Former Gunners player and Invincibles squad member Freddie Ljungberg was the chosen man to restore the wounds of the past 18 months under the tutelage of former boss Unai Emery.

Ljungberg’s rise to the role was somewhat of a fairy tale as he was only the U23s coach of the club last season.

Compared to the likes of Allegri, Nuno Santo, Eddie Howe, Pochettino and a whole host of others who have been linked to the Arsenal role in recent weeks, Ljungberg’s humble rap-sheet  of having begun his coaching career with the club’s under-15s and then – via a short spell as assistant manager at Wolfsburg – their under-23s meant he had no “real” experience for the Arsenal head coach role.

His first statement after his appointment signified he was eager to bring happy moments back to the club and of course that translates to winning games and doing so fast.

Prior to his appointment, the Gunners have been linked to just about any available manager on the market and there were doubts as to what Ljungberg was going to bring to the table.

Looking back at the whole situation, It’s easy to say the thought of phasing Emery out excited many fans that they were so warmed up to the notion that “anybody else” would do better.

After all, there were reasons to indeed be optimistic for Ljungberg’s interim appointment. Arsenal have seen a lot of younger players rise through the ranks this season and hence it was welcoming to the fact that Ljungberg was a coach ready to invest well in youth.

Since his promotion to the first-team set-up in the summer from his role within the academy as under-23s boss, Ljungberg has also become a hugely popular figure with the senior players who have been impressed with his coaching ability.

The relationships Ljungberg has with the younger players in the squad need little explanation. He was their coach last season for the U23s and many would run through a brick wall for him.

Talk to players such as Joe Willock or Bukayo Saka and their eyes light up at the mention of his name.

Willock flourished under the two-time Premier League winner last season while playing for the U23s. It was a breakthrough campaign for the academy product who had been struggling to live up to his potential prior to working with Ljungberg.

“Freddie is not only a legend, he’s an unbelievable manager and coach,” said the 20-year-old, who has scored four goals in 17 appearances for the senior side this season.

“He’s a mentor for me, he showed me a lot behind the scenes that people don’t really know about.

“He’s improved my whole overall game. If I’m being specific, getting in the pockets when I’m playing No.10 and attacking at No.8.

 

In general, there was a certain buzz about a well-respected ex-Gunner leading the side and hoping he would fix the many mistakes that have plagued the Gunners for the past few seasons.

However, It would be wise for Gunners as well as the Arsenal hierarchy to lower their expectations from Ljungberg.

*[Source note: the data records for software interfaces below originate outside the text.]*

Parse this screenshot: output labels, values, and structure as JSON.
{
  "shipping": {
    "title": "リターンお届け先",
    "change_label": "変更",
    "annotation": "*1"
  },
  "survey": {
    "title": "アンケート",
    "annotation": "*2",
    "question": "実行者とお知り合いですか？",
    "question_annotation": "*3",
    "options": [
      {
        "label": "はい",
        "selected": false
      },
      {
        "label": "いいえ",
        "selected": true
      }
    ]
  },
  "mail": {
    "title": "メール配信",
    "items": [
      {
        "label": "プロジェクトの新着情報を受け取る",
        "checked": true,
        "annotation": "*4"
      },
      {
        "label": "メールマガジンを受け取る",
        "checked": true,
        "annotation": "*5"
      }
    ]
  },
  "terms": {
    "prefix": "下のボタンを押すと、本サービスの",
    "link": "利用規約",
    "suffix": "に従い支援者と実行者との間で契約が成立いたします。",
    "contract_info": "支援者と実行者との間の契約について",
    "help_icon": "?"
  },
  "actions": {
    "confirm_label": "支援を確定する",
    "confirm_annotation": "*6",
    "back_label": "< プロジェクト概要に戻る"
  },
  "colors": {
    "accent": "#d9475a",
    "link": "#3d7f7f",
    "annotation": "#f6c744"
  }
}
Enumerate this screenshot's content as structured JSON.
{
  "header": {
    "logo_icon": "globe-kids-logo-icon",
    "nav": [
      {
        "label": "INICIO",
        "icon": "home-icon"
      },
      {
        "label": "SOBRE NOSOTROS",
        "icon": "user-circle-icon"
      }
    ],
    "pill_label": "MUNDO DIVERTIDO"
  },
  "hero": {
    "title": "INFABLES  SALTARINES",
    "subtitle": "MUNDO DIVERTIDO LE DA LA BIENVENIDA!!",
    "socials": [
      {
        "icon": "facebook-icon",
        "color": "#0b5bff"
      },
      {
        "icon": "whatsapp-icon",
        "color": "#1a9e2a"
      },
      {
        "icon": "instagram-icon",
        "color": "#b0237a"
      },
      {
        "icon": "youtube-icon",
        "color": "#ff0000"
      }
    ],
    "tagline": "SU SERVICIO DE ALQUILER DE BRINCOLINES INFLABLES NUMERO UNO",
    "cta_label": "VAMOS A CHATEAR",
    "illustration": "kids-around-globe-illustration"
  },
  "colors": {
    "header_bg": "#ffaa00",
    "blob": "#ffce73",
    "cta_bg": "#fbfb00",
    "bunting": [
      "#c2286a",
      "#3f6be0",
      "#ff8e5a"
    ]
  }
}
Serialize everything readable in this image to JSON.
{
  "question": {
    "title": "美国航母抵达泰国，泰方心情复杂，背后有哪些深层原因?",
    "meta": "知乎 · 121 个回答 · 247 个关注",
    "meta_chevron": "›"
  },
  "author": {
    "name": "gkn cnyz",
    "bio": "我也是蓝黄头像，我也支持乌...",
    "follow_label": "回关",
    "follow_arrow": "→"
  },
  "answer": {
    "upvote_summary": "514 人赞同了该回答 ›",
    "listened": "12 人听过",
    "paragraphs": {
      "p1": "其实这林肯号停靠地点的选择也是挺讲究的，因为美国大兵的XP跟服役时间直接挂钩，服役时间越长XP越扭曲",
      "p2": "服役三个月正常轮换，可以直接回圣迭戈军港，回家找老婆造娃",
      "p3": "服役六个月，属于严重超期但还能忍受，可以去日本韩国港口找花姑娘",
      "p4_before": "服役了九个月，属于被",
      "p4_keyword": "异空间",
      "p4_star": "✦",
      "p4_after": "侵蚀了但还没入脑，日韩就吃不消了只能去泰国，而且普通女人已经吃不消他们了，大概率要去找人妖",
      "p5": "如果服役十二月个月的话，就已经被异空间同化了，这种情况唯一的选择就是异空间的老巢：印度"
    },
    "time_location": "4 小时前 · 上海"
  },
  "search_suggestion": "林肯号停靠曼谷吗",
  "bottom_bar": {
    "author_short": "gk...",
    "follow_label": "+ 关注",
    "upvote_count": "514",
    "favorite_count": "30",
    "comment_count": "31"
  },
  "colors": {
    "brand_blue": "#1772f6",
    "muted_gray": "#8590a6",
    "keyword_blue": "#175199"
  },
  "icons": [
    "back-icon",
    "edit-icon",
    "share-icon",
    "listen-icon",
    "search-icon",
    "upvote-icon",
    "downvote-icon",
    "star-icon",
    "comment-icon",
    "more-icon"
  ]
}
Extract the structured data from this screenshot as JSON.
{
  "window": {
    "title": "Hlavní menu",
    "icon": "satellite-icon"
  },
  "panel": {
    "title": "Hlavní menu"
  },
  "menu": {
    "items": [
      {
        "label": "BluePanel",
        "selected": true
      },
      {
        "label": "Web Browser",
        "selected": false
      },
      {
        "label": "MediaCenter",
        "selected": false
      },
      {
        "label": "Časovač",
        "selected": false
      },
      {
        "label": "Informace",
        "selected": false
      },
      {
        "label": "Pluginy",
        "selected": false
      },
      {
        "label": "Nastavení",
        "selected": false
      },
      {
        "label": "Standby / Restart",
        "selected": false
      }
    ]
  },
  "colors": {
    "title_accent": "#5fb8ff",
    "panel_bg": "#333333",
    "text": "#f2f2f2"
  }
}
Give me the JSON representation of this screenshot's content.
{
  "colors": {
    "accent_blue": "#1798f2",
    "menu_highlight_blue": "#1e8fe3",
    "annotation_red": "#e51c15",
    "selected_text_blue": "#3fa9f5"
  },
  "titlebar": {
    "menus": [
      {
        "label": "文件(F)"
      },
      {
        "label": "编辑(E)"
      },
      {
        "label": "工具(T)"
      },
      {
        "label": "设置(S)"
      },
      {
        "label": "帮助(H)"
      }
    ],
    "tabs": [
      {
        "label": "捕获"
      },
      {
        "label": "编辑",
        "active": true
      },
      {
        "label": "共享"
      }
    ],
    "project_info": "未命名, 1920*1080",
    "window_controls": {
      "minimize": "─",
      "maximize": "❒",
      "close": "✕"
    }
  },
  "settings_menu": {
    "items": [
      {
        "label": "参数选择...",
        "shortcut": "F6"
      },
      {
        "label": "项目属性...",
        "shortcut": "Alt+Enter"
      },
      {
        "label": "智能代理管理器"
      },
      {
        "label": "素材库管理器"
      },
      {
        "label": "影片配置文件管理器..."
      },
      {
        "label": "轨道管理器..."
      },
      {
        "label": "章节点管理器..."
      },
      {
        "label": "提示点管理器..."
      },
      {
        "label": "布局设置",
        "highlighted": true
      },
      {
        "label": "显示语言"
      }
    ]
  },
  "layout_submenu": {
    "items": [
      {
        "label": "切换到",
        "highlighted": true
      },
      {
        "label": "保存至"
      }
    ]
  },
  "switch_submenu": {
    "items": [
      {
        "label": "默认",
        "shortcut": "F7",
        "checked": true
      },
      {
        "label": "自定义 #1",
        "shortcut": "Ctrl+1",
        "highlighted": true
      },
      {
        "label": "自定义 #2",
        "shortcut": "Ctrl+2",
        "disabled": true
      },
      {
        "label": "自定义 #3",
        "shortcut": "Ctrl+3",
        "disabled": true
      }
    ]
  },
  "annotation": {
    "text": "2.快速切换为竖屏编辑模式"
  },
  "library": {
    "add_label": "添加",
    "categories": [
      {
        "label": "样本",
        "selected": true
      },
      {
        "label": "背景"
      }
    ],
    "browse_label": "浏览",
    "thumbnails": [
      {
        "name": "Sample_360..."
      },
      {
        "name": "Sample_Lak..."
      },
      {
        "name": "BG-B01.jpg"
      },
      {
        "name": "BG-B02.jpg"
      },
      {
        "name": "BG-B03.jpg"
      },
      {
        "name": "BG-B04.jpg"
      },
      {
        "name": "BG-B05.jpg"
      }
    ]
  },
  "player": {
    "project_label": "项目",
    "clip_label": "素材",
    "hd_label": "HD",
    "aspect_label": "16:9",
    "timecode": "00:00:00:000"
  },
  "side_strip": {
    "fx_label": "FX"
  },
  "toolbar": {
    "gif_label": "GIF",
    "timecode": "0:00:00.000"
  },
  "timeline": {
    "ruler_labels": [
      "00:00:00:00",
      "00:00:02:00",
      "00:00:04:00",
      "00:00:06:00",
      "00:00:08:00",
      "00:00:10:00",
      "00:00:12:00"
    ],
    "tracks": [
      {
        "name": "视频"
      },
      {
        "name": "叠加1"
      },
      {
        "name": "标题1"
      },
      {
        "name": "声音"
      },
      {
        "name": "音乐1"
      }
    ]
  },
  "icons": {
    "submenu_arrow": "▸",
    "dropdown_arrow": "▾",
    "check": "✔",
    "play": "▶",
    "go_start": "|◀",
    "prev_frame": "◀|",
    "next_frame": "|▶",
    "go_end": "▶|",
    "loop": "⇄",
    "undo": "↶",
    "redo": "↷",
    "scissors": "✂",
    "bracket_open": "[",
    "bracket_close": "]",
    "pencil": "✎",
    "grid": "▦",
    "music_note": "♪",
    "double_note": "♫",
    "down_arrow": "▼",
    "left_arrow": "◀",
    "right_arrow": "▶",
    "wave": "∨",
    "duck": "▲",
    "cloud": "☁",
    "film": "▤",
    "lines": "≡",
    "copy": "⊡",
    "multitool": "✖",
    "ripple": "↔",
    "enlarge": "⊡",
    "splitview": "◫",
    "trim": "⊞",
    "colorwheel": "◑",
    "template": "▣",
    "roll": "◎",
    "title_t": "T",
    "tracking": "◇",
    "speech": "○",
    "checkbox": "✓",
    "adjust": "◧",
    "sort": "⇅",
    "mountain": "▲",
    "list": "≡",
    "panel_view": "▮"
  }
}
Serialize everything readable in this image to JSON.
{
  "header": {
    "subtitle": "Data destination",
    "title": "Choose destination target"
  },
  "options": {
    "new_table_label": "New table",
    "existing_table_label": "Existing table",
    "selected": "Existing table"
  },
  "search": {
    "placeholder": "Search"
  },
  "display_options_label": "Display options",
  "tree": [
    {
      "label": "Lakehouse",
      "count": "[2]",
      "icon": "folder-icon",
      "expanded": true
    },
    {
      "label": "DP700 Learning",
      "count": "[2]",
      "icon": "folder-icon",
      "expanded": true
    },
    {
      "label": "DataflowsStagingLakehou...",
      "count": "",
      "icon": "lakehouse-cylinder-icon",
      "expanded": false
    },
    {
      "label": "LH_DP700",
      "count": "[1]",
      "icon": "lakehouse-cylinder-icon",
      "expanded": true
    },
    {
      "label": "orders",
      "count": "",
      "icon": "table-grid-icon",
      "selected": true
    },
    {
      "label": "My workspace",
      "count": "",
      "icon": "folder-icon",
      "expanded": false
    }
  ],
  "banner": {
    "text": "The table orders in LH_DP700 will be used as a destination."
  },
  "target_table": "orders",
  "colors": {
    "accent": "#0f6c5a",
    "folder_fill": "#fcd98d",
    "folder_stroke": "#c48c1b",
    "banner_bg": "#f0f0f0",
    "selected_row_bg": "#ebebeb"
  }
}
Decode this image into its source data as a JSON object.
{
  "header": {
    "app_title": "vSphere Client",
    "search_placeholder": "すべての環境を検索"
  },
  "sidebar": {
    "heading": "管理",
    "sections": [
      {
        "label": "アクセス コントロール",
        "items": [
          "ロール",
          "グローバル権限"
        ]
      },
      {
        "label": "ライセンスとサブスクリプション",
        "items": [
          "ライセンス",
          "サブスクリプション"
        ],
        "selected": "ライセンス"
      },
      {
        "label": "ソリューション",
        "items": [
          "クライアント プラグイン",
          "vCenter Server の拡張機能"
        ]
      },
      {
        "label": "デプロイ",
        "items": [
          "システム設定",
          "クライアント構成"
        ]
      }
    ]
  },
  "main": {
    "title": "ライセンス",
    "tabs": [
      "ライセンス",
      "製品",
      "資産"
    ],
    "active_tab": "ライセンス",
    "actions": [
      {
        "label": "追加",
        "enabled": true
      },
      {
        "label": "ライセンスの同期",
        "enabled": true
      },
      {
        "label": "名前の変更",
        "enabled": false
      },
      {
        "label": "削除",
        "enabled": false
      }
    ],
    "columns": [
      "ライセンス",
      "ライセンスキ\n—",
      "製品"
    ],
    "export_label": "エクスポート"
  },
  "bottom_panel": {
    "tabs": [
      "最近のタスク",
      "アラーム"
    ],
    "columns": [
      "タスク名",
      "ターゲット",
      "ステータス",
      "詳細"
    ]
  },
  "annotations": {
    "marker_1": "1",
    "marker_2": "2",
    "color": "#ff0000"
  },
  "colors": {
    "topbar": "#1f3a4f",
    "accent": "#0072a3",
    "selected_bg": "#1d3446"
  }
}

At least, his first game against Norwich showed the fact that the problem of the past 18 months would not magically fade away over the next few weeks.

Ljungberg’s first game in charge against Norwich simply showed he was no miracle man or better still the fact that too much should not be expected of him.

Firstly, for someone who has been around the club for more than a year, he should have had his own reservations about the whole situation to an extent.

Coming in to make the same mistakes of a rash lineup and debatable substitutions was rather ironic to imagine.

Not to forget the fact that the right coach in theory with the wrong set of players is still back to square one. A burning thought properly highlighted by the words of pundits Sutton and Andy Townsend.

“Did you expect them to be much different?” said Sutton. “It has been the same for the last decade and it’s still the same problem.

“They need to change the model, the recruitment. Over the summer they brought in [winger] Nicolas Pepe [for £72m] but the issues were at the back.”

Former Aston Villa and Chelsea midfielder Andy Townsend agreed with Sutton and said:

“I don’t think it’s the right time for Freddie to take over, not the right time for someone who is inexperienced at this level.

“Arsenal need someone to come in and teach them about defending.

“Calum Chambers has been around long enough to see if there’s been an improvement but there hasn’t been. I don’t think he’s good enough to be an Arsenal regular.

“Sokratis is nowhere near good enough. I don’t think he would get into any Premier League side.”

Also, being an Arsenal legend means he would be careful not to tarnish his image by trying to please everyone and bringing a whole sense of balance to the squad.

Emery froze out some players which many disagreed with and perhaps that was why Mustafi got his first start of the season in Ljungberg’s first game in charge. Question is, should Mustafi be starting for a top-four side? We know the answer to that.

What Arsenal do need is someone with no emotions, sympathy or conscience towards the whole scenario and would take the role as strictly business to be done.

How long the Swede will be in charge is not yet clear. It could be a matter of weeks or it could be for the season. That is something the Gunners hierarchy will need to sort out but for now, too much should not be expected of Ljungberg – not any time soon.